There are several limitations to consider when interpreting our results. First, we were unable to draw clean causal inferences about the effect of the intervention on incidence rates. This is primarily because the intervention itself consists of testing, which alters the composition of who undergoes testing. Second, because randomization occurred for risk-selected segments, we cannot assess the effect on testing capacity of local knowledge selection, because we have no geographic comparison group. Third, because the team of promotores has deep roots in the community, generalizability to other communities lacking such a network is less clear.
The results of this cohort study suggest that delivering COVID-19 tests with community health workers, in conjunction with machine learning–based allocation strategies, may help reduce demographic disparities in testing and identify clusters of individuals with high positivity rates. Future work should examine the effectiveness of this approach in other elements of pandemic response, such as vaccination campaigns, as well as other public health areas.
Accepted for Publication: June 28, 2021.
Published: August 27, 2021. doi:10.1001/jamahealthforum.2021.2260
Open Access: This is an open access article distributed under the terms of the CC-BY License. © 2021 Chugg B et al. JAMA Health Forum.
Corresponding Author: Daniel E. Ho, JD, PhD, Stanford University, 559 Nathan Abbott Way, Stanford, CA 94305 (email@example.com).
Author Contributions: Mr Chugg, Ms Lu, and Mr Ouyang contributed equally as lead authors.

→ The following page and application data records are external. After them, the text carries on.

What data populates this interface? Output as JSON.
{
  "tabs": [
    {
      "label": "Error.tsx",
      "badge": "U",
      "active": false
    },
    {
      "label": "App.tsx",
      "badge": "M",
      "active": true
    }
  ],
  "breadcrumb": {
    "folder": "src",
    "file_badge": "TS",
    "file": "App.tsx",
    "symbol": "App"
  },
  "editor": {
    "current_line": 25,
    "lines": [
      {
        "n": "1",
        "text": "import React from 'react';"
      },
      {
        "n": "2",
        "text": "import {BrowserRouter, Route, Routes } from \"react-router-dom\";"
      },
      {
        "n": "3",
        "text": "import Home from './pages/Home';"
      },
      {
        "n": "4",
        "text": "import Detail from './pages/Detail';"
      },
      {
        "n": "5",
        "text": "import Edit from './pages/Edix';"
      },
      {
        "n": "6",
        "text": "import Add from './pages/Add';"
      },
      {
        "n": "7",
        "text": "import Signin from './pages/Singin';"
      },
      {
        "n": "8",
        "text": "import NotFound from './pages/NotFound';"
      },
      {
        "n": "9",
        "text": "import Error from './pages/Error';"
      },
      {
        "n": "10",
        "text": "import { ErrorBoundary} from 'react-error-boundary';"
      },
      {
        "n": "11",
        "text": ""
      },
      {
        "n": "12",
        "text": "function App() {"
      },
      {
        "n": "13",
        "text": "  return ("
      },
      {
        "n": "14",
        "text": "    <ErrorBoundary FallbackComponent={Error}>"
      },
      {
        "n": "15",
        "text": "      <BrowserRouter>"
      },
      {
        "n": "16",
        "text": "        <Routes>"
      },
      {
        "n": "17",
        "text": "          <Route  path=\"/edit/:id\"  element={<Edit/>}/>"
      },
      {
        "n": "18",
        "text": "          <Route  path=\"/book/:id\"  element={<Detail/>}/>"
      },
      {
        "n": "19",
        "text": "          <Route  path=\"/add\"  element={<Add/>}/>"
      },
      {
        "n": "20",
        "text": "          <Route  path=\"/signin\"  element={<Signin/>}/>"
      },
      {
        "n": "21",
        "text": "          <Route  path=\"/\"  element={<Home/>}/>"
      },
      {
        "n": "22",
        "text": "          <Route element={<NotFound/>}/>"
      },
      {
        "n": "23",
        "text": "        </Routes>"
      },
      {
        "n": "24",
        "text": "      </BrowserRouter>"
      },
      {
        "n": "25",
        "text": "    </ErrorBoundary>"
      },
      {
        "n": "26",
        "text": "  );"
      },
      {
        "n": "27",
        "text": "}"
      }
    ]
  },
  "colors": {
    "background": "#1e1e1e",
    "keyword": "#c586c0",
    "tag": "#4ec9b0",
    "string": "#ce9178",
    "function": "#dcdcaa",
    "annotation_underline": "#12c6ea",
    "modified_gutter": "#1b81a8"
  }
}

Dr Ho had full access to all the data in the study and takes responsibility for the integrity of the data and the accuracy of the data analysis.
Concept and design: Chugg, Lu, Ouyang, D’Agostino, Sujeer, Rudman, Garcia, Ho.
Acquisition, analysis, or interpretation of data: Chugg, Lu, Ouyang, Anderson, Ha, D’Agostino, Sujeer, Rudman, Ho.
Drafting of the manuscript: Chugg, Lu, Ouyang, Anderson, Ha, Ho.
Critical revision of the manuscript for important intellectual content: Chugg, Ouyang, Anderson, D’Agostino, Sujeer, Rudman, Garcia, Ho.
Statistical analysis: Chugg, Lu, Ouyang, Anderson, Ha, Sujeer, Ho.
Administrative, technical, or material support: Lu, Ouyang, Anderson, D’Agostino, Sujeer, Rudman, Garcia, Ho.
Supervision: Ouyang, D’Agostino, Sujeer, Rudman, Garcia, Ho.
Conflict of Interest Disclosures: None reported.
Funding/Support: This study was supported exclusively by internal funding.
Additional Contributions: We thank Mujeres Empresarias Tomando Acción (META) and the team of promotores (Luz Maria Mendoza, Araceli Sierra, Maria Ramirez, Maribel Ruiz, Olivia Ortiz, Maria Munoz, Imelda Bautista, Jacqueline Franco, and Rocio Ramos) for exceptional field work and partnership; Mariana Jimenez-Alvarez, MPH, Maritza Rodriguez, MPH, and Seth Topping, BS, Santa Clara County Health Department, for planning and operational management; Sara H. Cody, MD, Marty Fenstersheib, MD, and Pamela Stoddard, PhD, Santa Clara County Public Health Department, and Greta Hansen, JD, Emergency Operations Center, Santa Clara County, for supporting this project; Ruth Marinshaw, MA, Valerie Meausoone, BS, and Addis O’Connor, BS, Stanford University, for help with data access; Mark Kelman, JD, Jenny Martinez, JD, and David Studdert, JD, PhD, Stanford Law School, Jenny Lam, JD, Santa Clara County Counsel’s Office, and Kam Moler, PhD, Stanford University, for help with the data use agreement; and Jeremy D. Goldhaber-Fiebert, PhD, Lisa Goldman Rosas, PhD, Julie Parsonnet, PhD, and Joshua Salomon, PhD, Stanford School of Medicine, David Studdert, JD, PhD, Stanford Law School, and Jenny Suckale, PhD, Stanford School of Earth, for helpful comments and conversations. No contributors were compensated for this work (beyond existing compensation for employment at Stanford University and the Santa Clara County Public Health Department).